Cowgirl tip: Buy the best pasta you can find. It’s worth paying the extra buck or two for something that’s flavorful.
Nutritional analyis per serving: 170 calories, 9 grams fat, 19 grams carbohydrates, 5 grams protein, 3 milligrams cholesterol, 170 milligrams sodium, 2 grams dietary fiber, 45 percent of calories from fat.
— Inspired from a recipe in Bon Appetit
Artichoke and spinach hummus
Makes 3 cups
- 1 (14-ounce) can chickpeas, drained and rinsed
- 2 tablespoons tahini
- 1 small clove garlic
- 2 large handfuls fresh baby spinach
- Zest and juice of 1 lemon
- 3 tablespoons olive oil
- 1 (14-ounce) can artichoke hearts, drained
- Sea salt (to taste)
1. Pinch the skins off of the chickpeas (yes, really — it’ll make for a smoother, creamier hummus) and put the peas in a food processor. Blend, adding a bit of water to help the peas puree.
2. Now add the rest of the ingredients and blend. Let rest for at least a half-hour before serving.

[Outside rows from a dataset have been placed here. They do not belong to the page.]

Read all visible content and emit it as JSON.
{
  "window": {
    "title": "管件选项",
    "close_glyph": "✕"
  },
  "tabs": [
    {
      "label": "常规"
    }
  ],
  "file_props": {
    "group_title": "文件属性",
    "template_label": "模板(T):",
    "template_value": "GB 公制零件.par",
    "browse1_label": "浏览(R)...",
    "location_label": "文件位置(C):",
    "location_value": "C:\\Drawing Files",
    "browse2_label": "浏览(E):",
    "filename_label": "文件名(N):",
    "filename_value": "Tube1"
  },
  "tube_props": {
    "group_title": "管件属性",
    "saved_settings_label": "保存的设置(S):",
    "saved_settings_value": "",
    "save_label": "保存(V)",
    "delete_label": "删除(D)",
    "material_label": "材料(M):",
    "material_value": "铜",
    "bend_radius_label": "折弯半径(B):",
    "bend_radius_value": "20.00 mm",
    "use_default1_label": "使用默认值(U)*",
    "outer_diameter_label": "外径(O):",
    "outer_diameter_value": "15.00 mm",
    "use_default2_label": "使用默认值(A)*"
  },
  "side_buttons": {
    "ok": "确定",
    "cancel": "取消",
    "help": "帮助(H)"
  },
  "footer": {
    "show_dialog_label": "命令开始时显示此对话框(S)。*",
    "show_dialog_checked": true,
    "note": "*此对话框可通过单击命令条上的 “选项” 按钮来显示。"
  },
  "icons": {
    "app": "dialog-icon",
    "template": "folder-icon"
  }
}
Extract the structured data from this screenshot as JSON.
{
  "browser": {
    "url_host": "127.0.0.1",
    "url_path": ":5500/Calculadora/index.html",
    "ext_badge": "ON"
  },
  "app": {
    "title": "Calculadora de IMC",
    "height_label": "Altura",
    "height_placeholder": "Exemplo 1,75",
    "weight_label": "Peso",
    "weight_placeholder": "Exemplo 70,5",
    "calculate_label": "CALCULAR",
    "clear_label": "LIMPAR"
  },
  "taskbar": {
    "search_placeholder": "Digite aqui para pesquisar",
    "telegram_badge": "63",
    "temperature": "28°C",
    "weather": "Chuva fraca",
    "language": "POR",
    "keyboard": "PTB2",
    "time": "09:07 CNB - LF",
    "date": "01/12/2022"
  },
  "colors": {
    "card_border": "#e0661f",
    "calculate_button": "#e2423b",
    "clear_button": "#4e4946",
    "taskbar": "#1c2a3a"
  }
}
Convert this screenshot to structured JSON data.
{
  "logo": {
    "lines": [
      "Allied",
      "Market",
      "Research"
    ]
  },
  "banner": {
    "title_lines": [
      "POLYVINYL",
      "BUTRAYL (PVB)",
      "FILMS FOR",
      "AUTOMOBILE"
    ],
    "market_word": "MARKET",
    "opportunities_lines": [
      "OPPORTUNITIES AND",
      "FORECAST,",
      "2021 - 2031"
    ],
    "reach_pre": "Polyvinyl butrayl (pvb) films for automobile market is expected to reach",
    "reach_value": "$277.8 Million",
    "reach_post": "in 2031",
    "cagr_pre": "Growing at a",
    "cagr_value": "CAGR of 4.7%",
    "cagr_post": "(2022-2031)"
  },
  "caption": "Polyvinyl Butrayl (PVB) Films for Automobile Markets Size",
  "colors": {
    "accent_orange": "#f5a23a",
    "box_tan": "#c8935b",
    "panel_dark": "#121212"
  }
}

Nutritional analysis per 1-tablespoon serving: 25 calories, 1 gram fat, 3 grams carbohydrates, trace protein, no cholesterol, 49 milligrams sodium, trace dietary fiber, 46 percent of calories from fat.
French yogurt cake
Makes 8 to 10 servings
- 2 cups flour
- 1 teaspoon baking powder
- 1 teaspoon sea salt
- Zest of 1 lemon
- 1 cup sugar
- 3 eggs
- 1 cup whole-milk yogurt
- 1 teaspoon vanilla
- 1/4 cup vegetable oil (I use sunflower oil in France), plus slightly more for oiling the sides of the pan
- Powdered sugar, for dusting (optional)
1. Heat oven to 350 degrees and line the bottom of a 10-inch springform pan with parchment paper and lightly oil the sides. Place the pan on a cookie sheet to catch any spillage.
2. In a small bowl, whisk together the flour, baking powder and salt. Set this aside.
3. Mix together the zest and the sugar, using your fingers to rub the zest into the sugar — by doing this, you release the oils, making the cake more fragrant.
4. Using a mixer, beat the eggs until light, then add the yogurt, zest and sugar, vanilla and oil, and mix well. Now add the flour mixture and mix just until combined — you don’t want to overmix. Pour batter into the pan, and bake 30 to 45 minutes, or until a tester comes out clean. Let cool on a rack. Slice and sprinkle with powdered sugar, if you have some on hand. (It makes the cake pretty.)
Nutritional analysis per serving, based on 8: 320 calories, 10 grams fat, 51 grams carbohydrates, 7 grams protein, 83 milligrams cholesterol, 337 milligrams sodium, 1 gram dietary fiber, 28 percent of calories from fat.